* _Required action_: Your answer should consist of every line in the records that holds "watermark".

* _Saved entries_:

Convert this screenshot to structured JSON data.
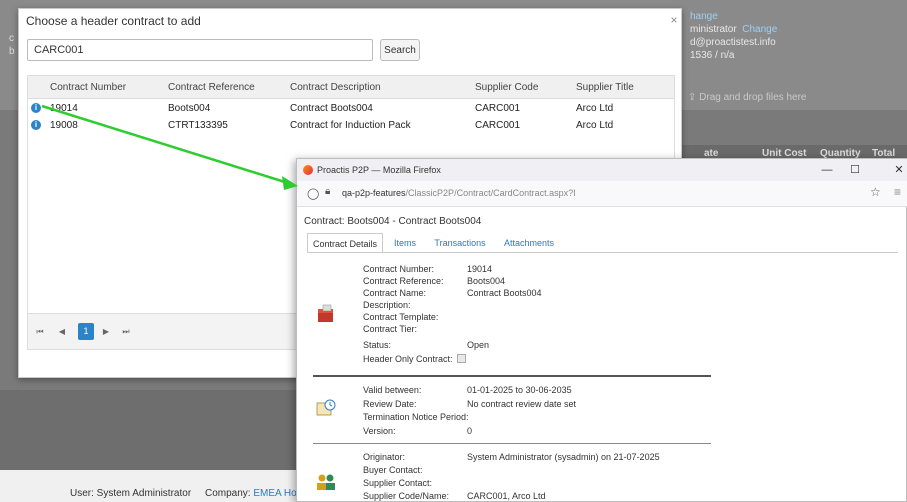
{
  "background": {
    "right_info": [
      "hange",
      "ministrator",
      "Change",
      "d@proactistest.info",
      "1536  /  n/a"
    ],
    "dropzone": "Drag and drop files here",
    "table_head": [
      "ate",
      "Unit Cost",
      "Quantity",
      "Total Cost"
    ],
    "left_letters": [
      "c",
      "b"
    ],
    "footer_user": "User: System Administrator",
    "footer_company_label": "Company:",
    "footer_company_value": "EMEA Ho"
  },
  "modal": {
    "title": "Choose a header contract to add",
    "close_glyph": "×",
    "search_value": "CARC001",
    "search_button": "Search",
    "columns": [
      "Contract Number",
      "Contract Reference",
      "Contract Description",
      "Supplier Code",
      "Supplier Title"
    ],
    "rows": [
      {
        "number": "19014",
        "reference": "Boots004",
        "description": "Contract Boots004",
        "supplier_code": "CARC001",
        "supplier_title": "Arco Ltd"
      },
      {
        "number": "19008",
        "reference": "CTRT133395",
        "description": "Contract for Induction Pack",
        "supplier_code": "CARC001",
        "supplier_title": "Arco Ltd"
      }
    ],
    "pager": {
      "first": "⏮",
      "prev": "◀",
      "current": "1",
      "next": "▶",
      "last": "⏭"
    }
  },
  "browser": {
    "title": "Proactis P2P — Mozilla Firefox",
    "minimize": "—",
    "maximize": "☐",
    "close": "✕",
    "url_host": "qa-p2p-features",
    "url_path": "/ClassicP2P/Contract/CardContract.aspx?I",
    "heading": "Contract: Boots004 - Contract Boots004",
    "tabs": [
      "Contract Details",
      "Items",
      "Transactions",
      "Attachments"
    ],
    "section1": {
      "labels": [
        "Contract Number:",
        "Contract Reference:",
        "Contract Name:",
        "Description:",
        "Contract Template:",
        "Contract Tier:",
        "Status:",
        "Header Only Contract:"
      ],
      "values": [
        "19014",
        "Boots004",
        "Contract Boots004",
        "",
        "",
        "",
        "Open",
        ""
      ]
    },
    "section2": {
      "labels": [
        "Valid between:",
        "Review Date:",
        "Termination Notice Period:",
        "Version:"
      ],
      "values": [
        "01-01-2025 to 30-06-2035",
        "No contract review date set",
        "",
        "0"
      ]
    },
    "section3": {
      "labels": [
        "Originator:",
        "Buyer Contact:",
        "Supplier Contact:",
        "Supplier Code/Name:"
      ],
      "values": [
        "System Administrator (sysadmin) on 21-07-2025",
        "",
        "",
        "CARC001, Arco Ltd"
      ]
    }
  },
  "colors": {
    "accent": "#2b84c8",
    "arrow": "#2ecc2e",
    "link": "#2a7ac0"
  }
}
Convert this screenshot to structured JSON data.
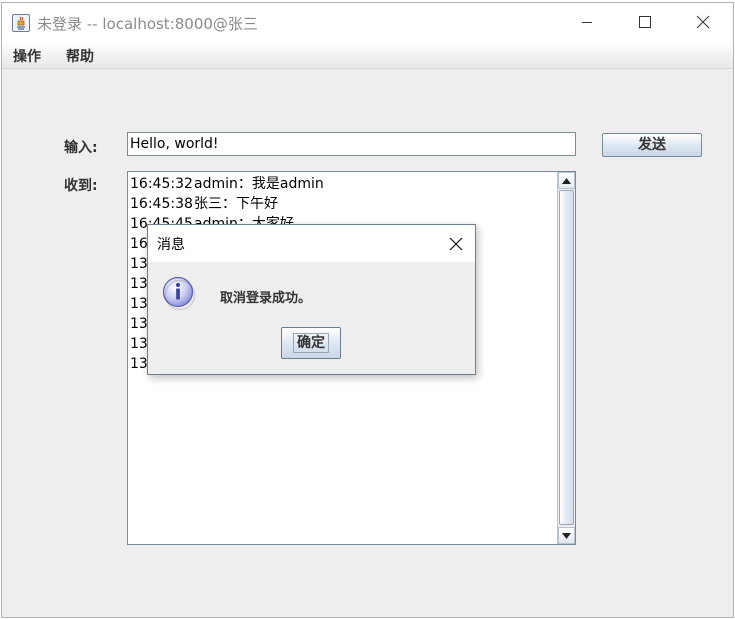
{
  "window": {
    "title": "未登录 -- localhost:8000@张三"
  },
  "menubar": {
    "items": [
      {
        "label": "操作"
      },
      {
        "label": "帮助"
      }
    ]
  },
  "form": {
    "input_label": "输入:",
    "input_value": "Hello, world!",
    "send_label": "发送",
    "recv_label": "收到:"
  },
  "messages": [
    {
      "time": "16:45:32",
      "text": "admin：我是admin"
    },
    {
      "time": "16:45:38",
      "text": "张三：下午好"
    },
    {
      "time": "16:45:45",
      "text": "admin：大家好"
    },
    {
      "time": "16",
      "text": ""
    },
    {
      "time": "13",
      "text": ""
    },
    {
      "time": "13",
      "text": ""
    },
    {
      "time": "13",
      "text": ""
    },
    {
      "time": "13",
      "text": ""
    },
    {
      "time": "13",
      "text": ""
    },
    {
      "time": "13",
      "text": ""
    }
  ],
  "dialog": {
    "title": "消息",
    "message": "取消登录成功。",
    "ok_label": "确定",
    "icon": "info-icon"
  }
}
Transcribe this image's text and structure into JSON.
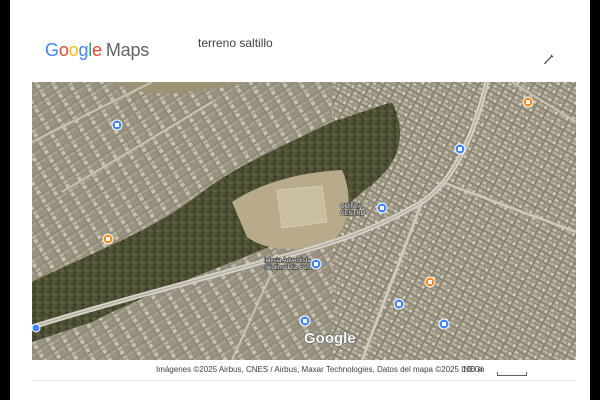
{
  "header": {
    "logo_parts": [
      "G",
      "o",
      "o",
      "g",
      "l",
      "e"
    ],
    "logo_suffix": "Maps",
    "query": "terreno saltillo"
  },
  "map": {
    "labels": {
      "place_1_line1": "QUINTA",
      "place_1_line2": "CENTRO",
      "place_2_line1": "Iglesia Adventista",
      "place_2_line2": "Séptimo Día Centro"
    },
    "watermark": "Google",
    "pins": [
      {
        "type": "blue"
      },
      {
        "type": "blue"
      },
      {
        "type": "blue"
      },
      {
        "type": "blue"
      },
      {
        "type": "orange"
      },
      {
        "type": "orange"
      },
      {
        "type": "orange"
      }
    ]
  },
  "footer": {
    "attribution": "Imágenes ©2025 Airbus, CNES / Airbus, Maxar Technologies, Datos del mapa ©2025 INEGI",
    "scale_label": "100 m"
  },
  "colors": {
    "blue_pin": "#4285F4",
    "orange_pin": "#F28B20"
  },
  "icons": {
    "edit": "pencil-icon"
  }
}
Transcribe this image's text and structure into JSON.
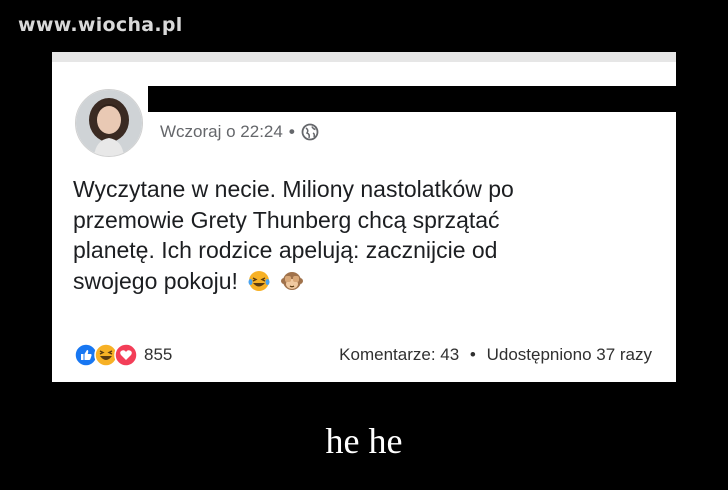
{
  "watermark": "www.wiocha.pl",
  "post": {
    "timestamp": "Wczoraj o 22:24",
    "separator": "•",
    "privacy_icon": "globe-icon",
    "text_lines": [
      "Wyczytane w necie. Miliony nastolatków po",
      "przemowie Grety Thunberg chcą sprzątać",
      "planetę. Ich rodzice apelują: zacznijcie od",
      "swojego pokoju!"
    ],
    "text_emojis": [
      "laughing-tears-emoji",
      "see-no-evil-monkey-emoji"
    ],
    "reactions": {
      "icons": [
        "like-icon",
        "haha-icon",
        "love-icon"
      ],
      "count": "855"
    },
    "comments_label": "Komentarze: 43",
    "stats_separator": "•",
    "shares_label": "Udostępniono 37 razy"
  },
  "caption": "he he",
  "colors": {
    "background": "#000000",
    "card": "#ffffff",
    "meta_text": "#65676b",
    "like_blue": "#1877f2",
    "love_red": "#f33e58",
    "haha_yellow": "#f7b125"
  }
}
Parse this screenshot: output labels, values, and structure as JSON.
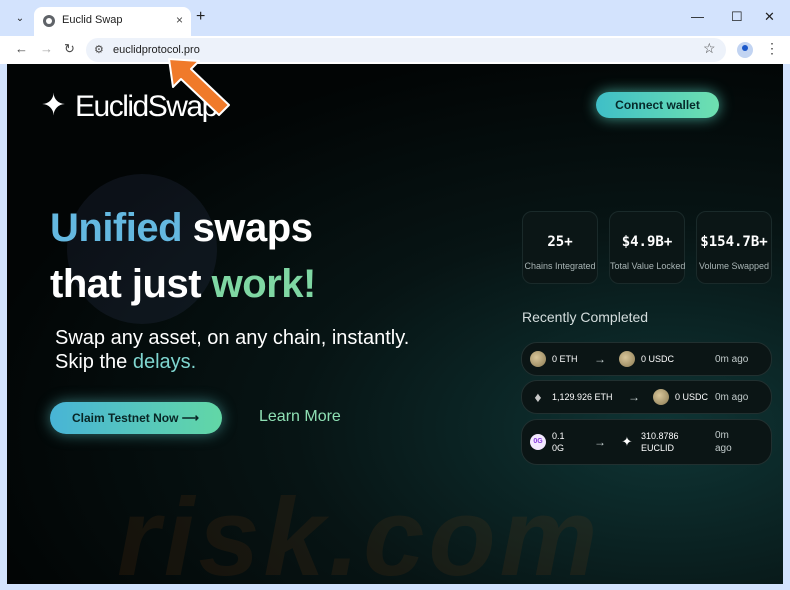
{
  "browser": {
    "tab_title": "Euclid Swap",
    "tab_close": "×",
    "new_tab": "+",
    "menu_glyph": "⌄",
    "url": "euclidprotocol.pro",
    "controls": {
      "minimize": "—",
      "maximize": "☐",
      "close": "✕"
    },
    "nav": {
      "back": "←",
      "forward": "→",
      "reload": "↻"
    },
    "star": "☆",
    "kebab": "⋮",
    "site_icon": "⚙"
  },
  "header": {
    "logo_text": "EuclidSwap",
    "logo_glyph": "✦",
    "connect_wallet": "Connect wallet"
  },
  "hero": {
    "line1_accent": "Unified",
    "line1_rest": " swaps",
    "line2_rest": "that just ",
    "line2_accent": "work!",
    "sub_line1": "Swap any asset, on any chain, instantly.",
    "sub_line2_rest": "Skip the ",
    "sub_line2_accent": "delays.",
    "cta_primary": "Claim Testnet Now ⟶",
    "cta_secondary": "Learn More"
  },
  "stats": [
    {
      "value": "25+",
      "label": "Chains Integrated"
    },
    {
      "value": "$4.9B+",
      "label": "Total Value Locked"
    },
    {
      "value": "$154.7B+",
      "label": "Volume Swapped"
    }
  ],
  "recent": {
    "title": "Recently Completed",
    "arrow_glyph": "→",
    "items": [
      {
        "from_amount": "0 ETH",
        "to_amount": "0 USDC",
        "ago": "0m ago"
      },
      {
        "from_amount": "1,129.926 ETH",
        "to_amount": "0 USDC",
        "ago": "0m ago"
      },
      {
        "from_amount": "0.1 0G",
        "to_amount": "310.8786 EUCLID",
        "ago": "0m ago"
      }
    ],
    "og_badge": "0G",
    "eth_glyph": "♦",
    "euclid_glyph": "✦"
  },
  "watermark": {
    "text": "risk.com"
  },
  "colors": {
    "accent_teal": "#3fbfc7",
    "accent_green": "#7fd7a3",
    "accent_blue": "#64b8e0",
    "annotation_orange": "#f07a2a"
  },
  "icons": [
    "chevron-down-icon",
    "globe-icon",
    "close-icon",
    "plus-icon",
    "back-arrow-icon",
    "forward-arrow-icon",
    "reload-icon",
    "site-settings-icon",
    "star-icon",
    "profile-icon",
    "kebab-menu-icon",
    "sparkle-logo-icon",
    "arrow-right-icon",
    "eth-token-icon",
    "usdc-token-icon",
    "og-token-icon",
    "euclid-token-icon",
    "pointer-arrow-icon"
  ]
}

* _Output below_:
    "watermark": "Google",
  "watermark": "www.wiocha.pl",
  "watermark": {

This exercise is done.